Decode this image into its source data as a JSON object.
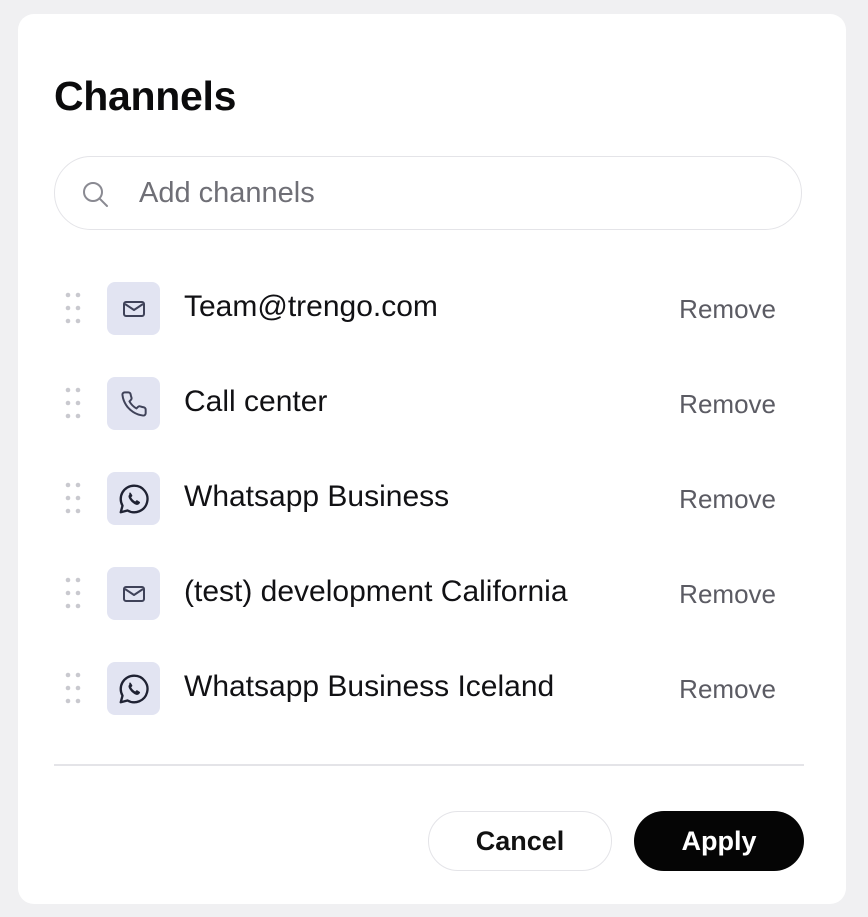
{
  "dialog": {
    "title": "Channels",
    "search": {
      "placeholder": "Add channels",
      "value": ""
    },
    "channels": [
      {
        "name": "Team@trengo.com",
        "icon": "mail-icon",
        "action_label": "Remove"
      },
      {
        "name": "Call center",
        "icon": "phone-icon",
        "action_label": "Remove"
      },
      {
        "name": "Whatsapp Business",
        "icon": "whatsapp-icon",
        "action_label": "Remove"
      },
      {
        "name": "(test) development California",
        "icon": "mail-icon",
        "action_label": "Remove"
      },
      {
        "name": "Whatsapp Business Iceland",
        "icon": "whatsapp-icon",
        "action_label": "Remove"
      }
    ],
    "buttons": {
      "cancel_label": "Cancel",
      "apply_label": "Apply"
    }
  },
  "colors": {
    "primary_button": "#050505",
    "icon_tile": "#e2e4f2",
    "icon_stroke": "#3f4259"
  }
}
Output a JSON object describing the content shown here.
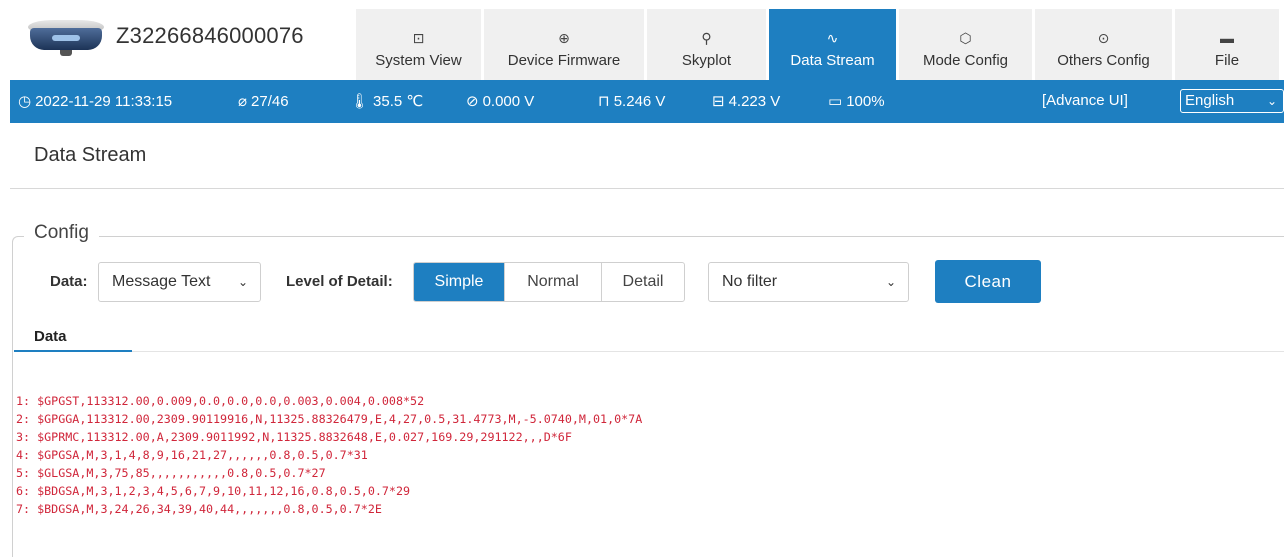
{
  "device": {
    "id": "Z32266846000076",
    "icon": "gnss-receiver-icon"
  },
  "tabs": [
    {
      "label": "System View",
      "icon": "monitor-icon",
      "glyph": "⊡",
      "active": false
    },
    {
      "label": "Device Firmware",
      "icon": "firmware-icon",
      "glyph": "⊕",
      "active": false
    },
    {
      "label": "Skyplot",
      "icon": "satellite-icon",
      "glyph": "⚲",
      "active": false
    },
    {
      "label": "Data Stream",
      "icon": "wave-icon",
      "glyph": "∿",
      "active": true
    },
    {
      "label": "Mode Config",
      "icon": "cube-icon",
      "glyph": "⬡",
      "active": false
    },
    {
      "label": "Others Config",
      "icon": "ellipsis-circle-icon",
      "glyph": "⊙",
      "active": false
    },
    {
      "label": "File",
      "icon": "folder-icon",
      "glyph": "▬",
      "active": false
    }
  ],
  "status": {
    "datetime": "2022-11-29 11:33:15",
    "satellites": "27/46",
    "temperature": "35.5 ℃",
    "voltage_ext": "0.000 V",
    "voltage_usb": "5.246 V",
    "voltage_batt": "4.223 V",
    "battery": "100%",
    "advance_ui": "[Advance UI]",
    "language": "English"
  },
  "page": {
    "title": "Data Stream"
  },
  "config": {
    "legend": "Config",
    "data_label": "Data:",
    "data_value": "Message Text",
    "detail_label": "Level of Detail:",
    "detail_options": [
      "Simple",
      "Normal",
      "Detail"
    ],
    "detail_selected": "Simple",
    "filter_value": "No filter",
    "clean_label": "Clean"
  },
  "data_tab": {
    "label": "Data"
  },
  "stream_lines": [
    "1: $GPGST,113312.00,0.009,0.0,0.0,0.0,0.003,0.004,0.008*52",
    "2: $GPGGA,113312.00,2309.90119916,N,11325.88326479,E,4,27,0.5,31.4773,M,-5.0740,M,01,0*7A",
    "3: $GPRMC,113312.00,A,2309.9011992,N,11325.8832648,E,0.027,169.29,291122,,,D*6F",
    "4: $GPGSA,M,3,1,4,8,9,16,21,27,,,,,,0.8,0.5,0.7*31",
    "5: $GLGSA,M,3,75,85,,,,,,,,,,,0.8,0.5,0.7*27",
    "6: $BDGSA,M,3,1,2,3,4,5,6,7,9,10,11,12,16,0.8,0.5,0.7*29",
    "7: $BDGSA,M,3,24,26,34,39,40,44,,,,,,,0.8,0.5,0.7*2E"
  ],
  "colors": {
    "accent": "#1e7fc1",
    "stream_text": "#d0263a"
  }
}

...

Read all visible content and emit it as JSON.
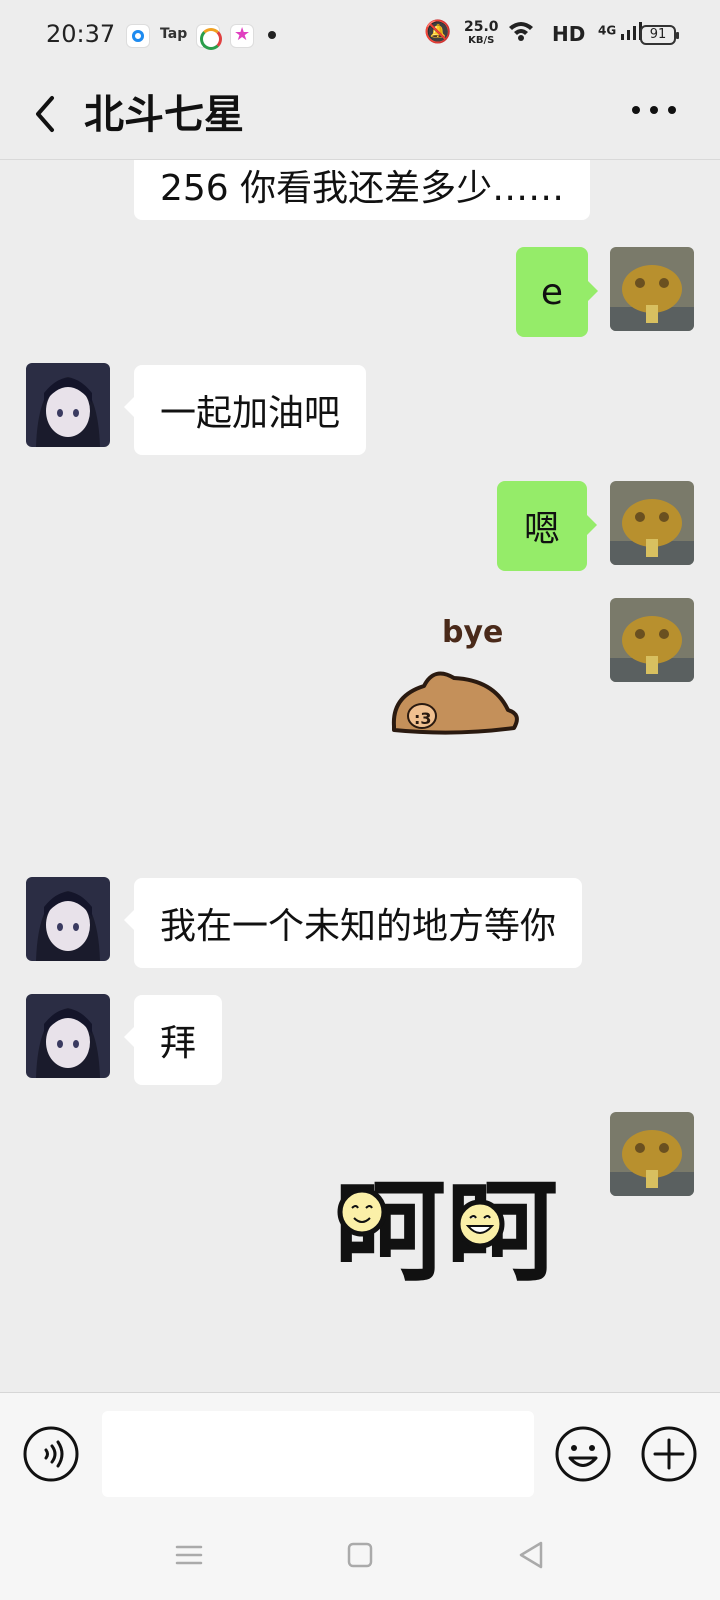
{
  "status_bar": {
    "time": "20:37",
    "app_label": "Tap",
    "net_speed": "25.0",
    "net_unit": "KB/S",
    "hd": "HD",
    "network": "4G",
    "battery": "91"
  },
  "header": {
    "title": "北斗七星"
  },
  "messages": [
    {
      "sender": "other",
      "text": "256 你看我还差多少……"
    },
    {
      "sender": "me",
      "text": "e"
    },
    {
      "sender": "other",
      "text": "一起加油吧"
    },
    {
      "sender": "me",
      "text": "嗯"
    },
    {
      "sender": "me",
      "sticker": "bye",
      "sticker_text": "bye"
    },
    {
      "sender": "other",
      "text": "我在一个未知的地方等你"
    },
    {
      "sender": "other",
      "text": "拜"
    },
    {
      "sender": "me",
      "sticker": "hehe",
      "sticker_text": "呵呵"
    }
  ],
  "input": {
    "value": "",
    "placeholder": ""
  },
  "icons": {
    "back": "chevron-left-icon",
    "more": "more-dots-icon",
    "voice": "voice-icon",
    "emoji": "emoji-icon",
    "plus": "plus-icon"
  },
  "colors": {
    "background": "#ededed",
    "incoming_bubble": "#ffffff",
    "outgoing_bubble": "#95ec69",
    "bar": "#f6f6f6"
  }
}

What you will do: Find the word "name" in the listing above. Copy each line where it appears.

Answer box:
        "name": "Team@trengo.com",
        "name": "Call center",
        "name": "Whatsapp Business",
        "name": "(test) development California",
        "name": "Whatsapp Business Iceland",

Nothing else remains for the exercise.